*** RECORDS SUPPLIED ***

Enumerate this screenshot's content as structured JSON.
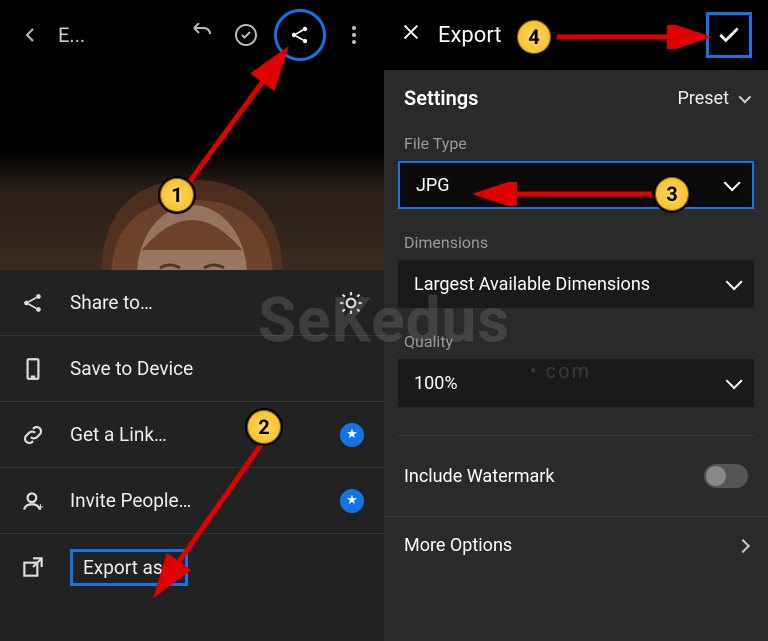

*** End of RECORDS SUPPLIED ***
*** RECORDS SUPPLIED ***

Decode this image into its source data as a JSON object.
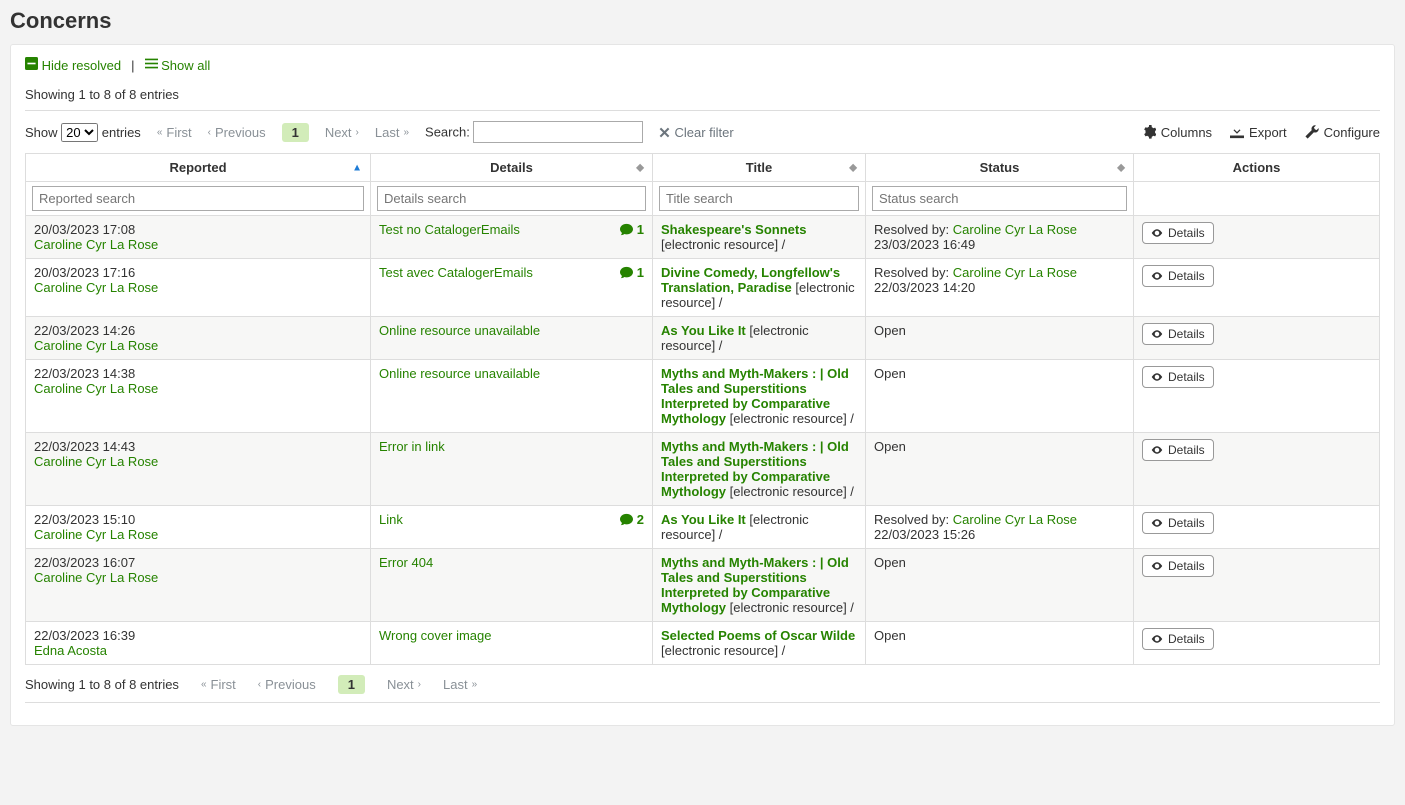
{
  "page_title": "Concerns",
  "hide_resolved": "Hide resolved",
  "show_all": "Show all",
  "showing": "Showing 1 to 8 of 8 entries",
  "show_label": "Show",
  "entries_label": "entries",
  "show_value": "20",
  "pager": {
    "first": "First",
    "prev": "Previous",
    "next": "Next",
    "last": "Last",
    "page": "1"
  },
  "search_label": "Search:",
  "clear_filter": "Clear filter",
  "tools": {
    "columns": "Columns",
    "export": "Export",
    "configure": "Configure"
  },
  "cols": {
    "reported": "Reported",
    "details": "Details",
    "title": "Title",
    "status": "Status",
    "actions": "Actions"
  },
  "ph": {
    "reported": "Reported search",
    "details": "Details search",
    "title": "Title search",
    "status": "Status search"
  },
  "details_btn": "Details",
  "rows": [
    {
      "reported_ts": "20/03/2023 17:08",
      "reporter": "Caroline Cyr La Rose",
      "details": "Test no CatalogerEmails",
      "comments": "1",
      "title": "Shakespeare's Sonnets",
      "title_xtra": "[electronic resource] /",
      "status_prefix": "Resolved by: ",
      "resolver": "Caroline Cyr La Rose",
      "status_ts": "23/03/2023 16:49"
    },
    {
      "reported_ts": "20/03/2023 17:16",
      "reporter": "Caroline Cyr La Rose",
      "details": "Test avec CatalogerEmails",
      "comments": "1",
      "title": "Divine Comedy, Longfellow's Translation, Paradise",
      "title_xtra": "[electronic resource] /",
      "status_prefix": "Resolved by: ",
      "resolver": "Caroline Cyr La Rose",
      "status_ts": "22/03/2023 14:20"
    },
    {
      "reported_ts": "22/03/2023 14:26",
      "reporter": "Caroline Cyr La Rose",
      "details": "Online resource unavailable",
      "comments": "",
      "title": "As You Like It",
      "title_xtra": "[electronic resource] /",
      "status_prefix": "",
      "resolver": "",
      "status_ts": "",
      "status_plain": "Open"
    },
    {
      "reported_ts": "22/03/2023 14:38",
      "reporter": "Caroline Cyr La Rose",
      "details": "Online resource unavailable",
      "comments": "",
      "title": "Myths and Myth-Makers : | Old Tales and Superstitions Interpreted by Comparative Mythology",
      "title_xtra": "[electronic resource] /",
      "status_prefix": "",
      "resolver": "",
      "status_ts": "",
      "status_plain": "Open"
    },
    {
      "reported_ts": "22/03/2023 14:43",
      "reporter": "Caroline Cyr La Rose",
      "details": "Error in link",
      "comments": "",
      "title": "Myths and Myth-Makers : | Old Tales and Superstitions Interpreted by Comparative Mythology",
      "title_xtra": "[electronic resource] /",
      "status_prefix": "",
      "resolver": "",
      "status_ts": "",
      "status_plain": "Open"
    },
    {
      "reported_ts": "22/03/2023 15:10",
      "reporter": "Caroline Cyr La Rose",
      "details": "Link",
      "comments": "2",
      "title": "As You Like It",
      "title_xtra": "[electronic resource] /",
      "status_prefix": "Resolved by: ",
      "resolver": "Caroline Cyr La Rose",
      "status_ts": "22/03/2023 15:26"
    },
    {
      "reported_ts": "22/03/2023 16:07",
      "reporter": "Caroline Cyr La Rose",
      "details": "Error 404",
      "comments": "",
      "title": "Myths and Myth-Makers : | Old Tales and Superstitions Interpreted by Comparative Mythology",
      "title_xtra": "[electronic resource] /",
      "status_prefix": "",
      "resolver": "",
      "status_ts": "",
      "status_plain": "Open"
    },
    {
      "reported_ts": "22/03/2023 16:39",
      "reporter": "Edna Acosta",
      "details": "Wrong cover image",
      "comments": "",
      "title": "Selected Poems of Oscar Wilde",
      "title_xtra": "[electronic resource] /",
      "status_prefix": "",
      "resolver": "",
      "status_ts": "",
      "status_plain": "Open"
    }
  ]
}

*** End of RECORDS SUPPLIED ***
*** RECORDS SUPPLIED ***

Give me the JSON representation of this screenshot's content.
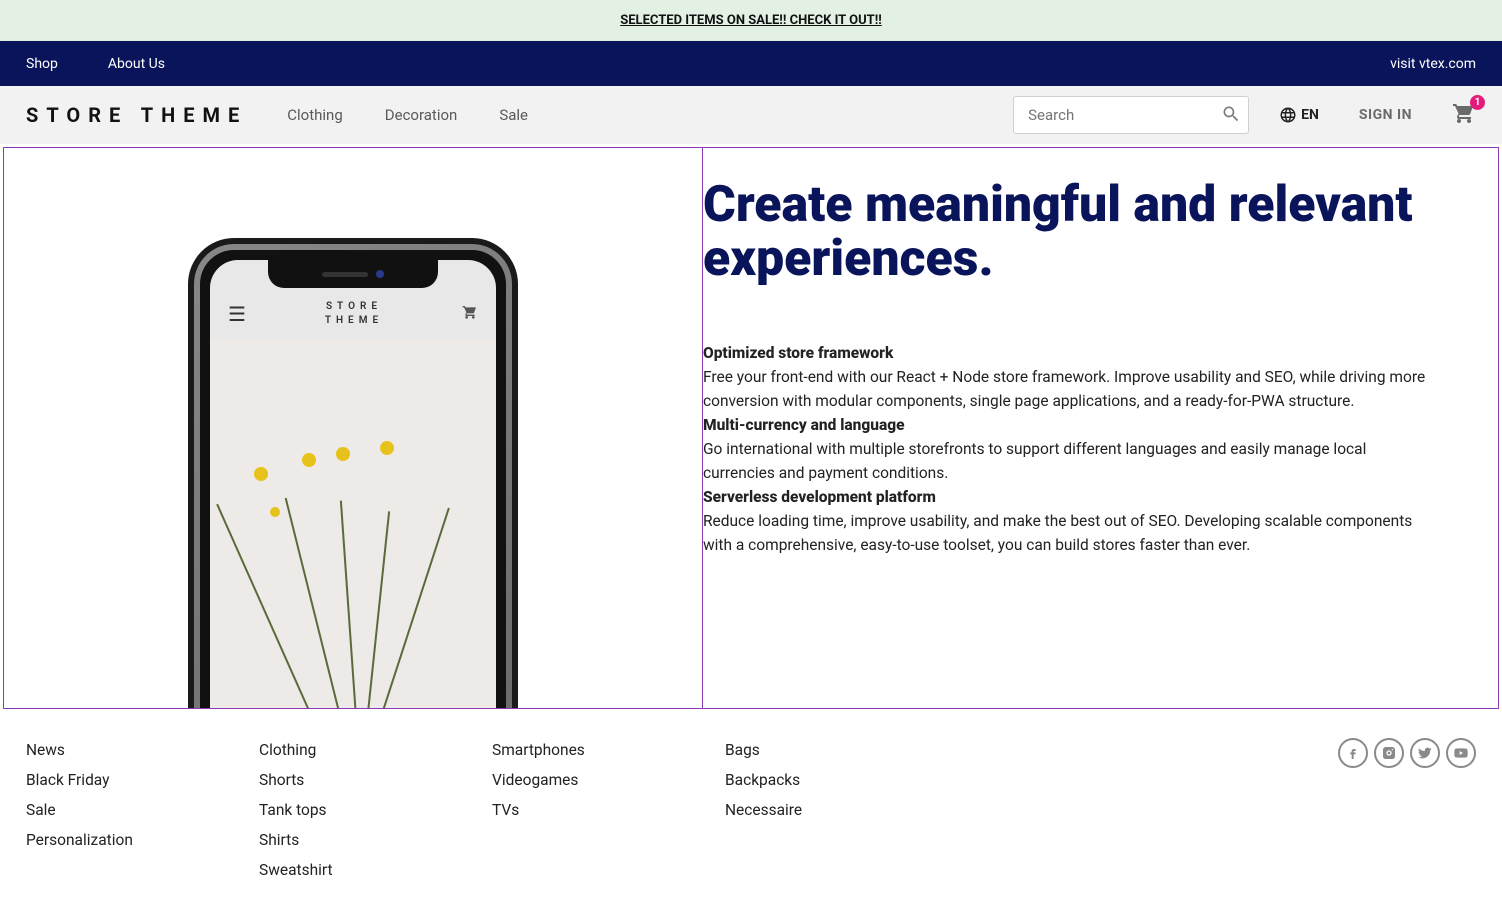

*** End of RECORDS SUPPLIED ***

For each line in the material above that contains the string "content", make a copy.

Enumerate this screenshot's content as structured JSON.
Give me the JSON representation of this screenshot's content.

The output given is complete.